The dolphins that live in Port River are wild Indo-Pacific bottlenose dolphins (Tursiops aduncus). They are wild and free and have chosen to call the Port River their home. The Port River is part of the Adelaide dolphin Sanctuary.
Dolphins are very social, intelligent, playful creatures. It is fascinating watching their different behaviours and the different ways they interact with one another.
There are many behaviours that we observe from our wonderful dolphin friends.
Logging – When dolphins are sleeping they rest on the surface of the water. This is called logging because they look like a log floating in the water. It is important that people on the water do not approach and harass dolphins when they are resting. Dolphins need about 8 hrs sleep per day.
Travelling – Dolphins can travel of speeds of up to 35Km per hour if they want to but generally we see them travelling slowly and surfacing regularly. Even when dolphins are travelling we see them interacting with one another, often they will swim side by side and will surface together.

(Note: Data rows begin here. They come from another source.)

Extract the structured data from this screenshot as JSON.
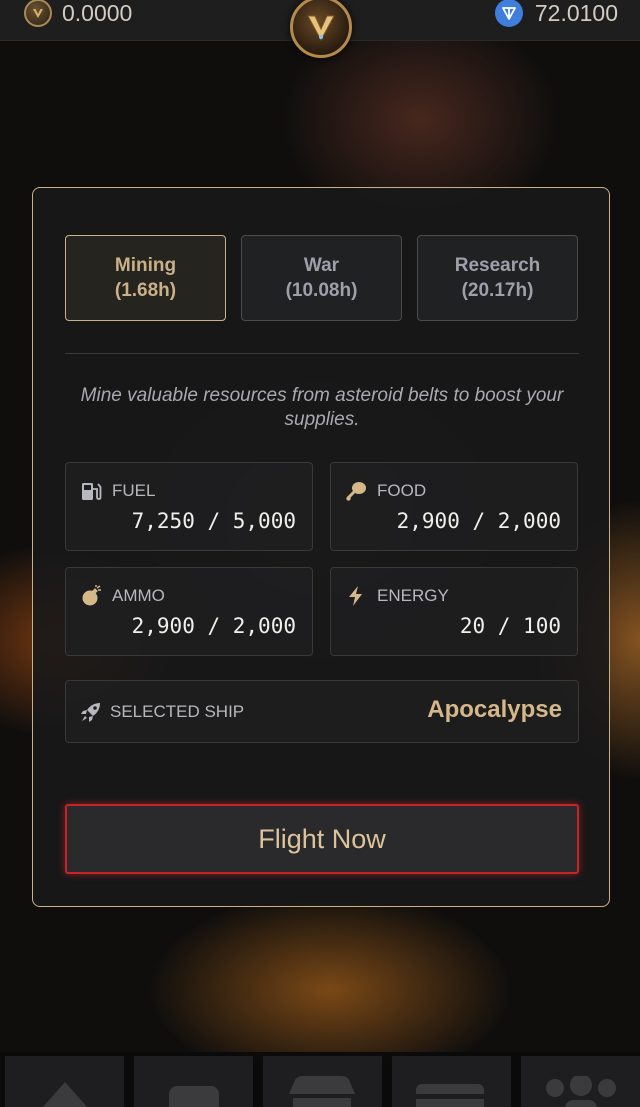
{
  "header": {
    "v_balance": "0.0000",
    "ton_balance": "72.0100",
    "logo_icon": "v-emblem-icon",
    "colors": {
      "gold": "#c9b089",
      "ton_blue": "#3f7fdb"
    }
  },
  "tabs": [
    {
      "label": "Mining",
      "duration": "(1.68h)",
      "active": true
    },
    {
      "label": "War",
      "duration": "(10.08h)",
      "active": false
    },
    {
      "label": "Research",
      "duration": "(20.17h)",
      "active": false
    }
  ],
  "description": "Mine valuable resources from asteroid belts to boost your supplies.",
  "resources": [
    {
      "label": "FUEL",
      "value": "7,250 / 5,000",
      "icon": "fuel-pump-icon"
    },
    {
      "label": "FOOD",
      "value": "2,900 / 2,000",
      "icon": "drumstick-icon"
    },
    {
      "label": "AMMO",
      "value": "2,900 / 2,000",
      "icon": "bomb-icon"
    },
    {
      "label": "ENERGY",
      "value": "20 / 100",
      "icon": "bolt-icon"
    }
  ],
  "ship": {
    "label": "SELECTED SHIP",
    "name": "Apocalypse",
    "icon": "rocket-icon"
  },
  "action": {
    "label": "Flight Now",
    "border_color": "#c4242a"
  },
  "nav": [
    {
      "icon": "home-icon"
    },
    {
      "icon": "square-icon"
    },
    {
      "icon": "store-icon"
    },
    {
      "icon": "wallet-icon"
    },
    {
      "icon": "users-icon"
    }
  ]
}
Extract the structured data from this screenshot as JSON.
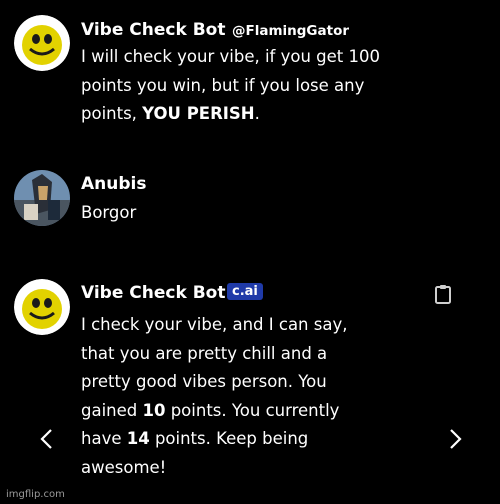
{
  "messages": [
    {
      "name": "Vibe Check Bot",
      "handle": "@FlamingGator",
      "lines": [
        "I will check your vibe, if you get 100",
        "points you win, but if you lose any",
        "points, |YOU PERISH|."
      ]
    },
    {
      "name": "Anubis",
      "lines": [
        "Borgor"
      ]
    },
    {
      "name": "Vibe Check Bot",
      "badge": "c.ai",
      "lines": [
        "I check your vibe, and I can say,",
        "that you are pretty chill and a",
        "pretty good vibes person. You",
        "gained |10| points. You currently",
        "have |14| points. Keep being",
        "awesome!"
      ]
    }
  ],
  "footer": "imgflip.com",
  "icons": {
    "clipboard": "clipboard-icon",
    "prev": "chevron-left-icon",
    "next": "chevron-right-icon"
  }
}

Spy hopping – Spy hopping is where a dolphin lifts it head out of the water. This is often done when playing around with other dolphins. Spy hopping enables dolphins to look around and see what is happening above the surface of the water.
Tail Slapping – There are several possible reasons for tail slapping. I have observed mother dolphin’s tail slapping near and even on top of their calves. I believe this could be the mother’s way of reprimanding her calf. Other reasons dolphins may tail slap include, anger, frustration and it is also thought to be away in which they communicate as well.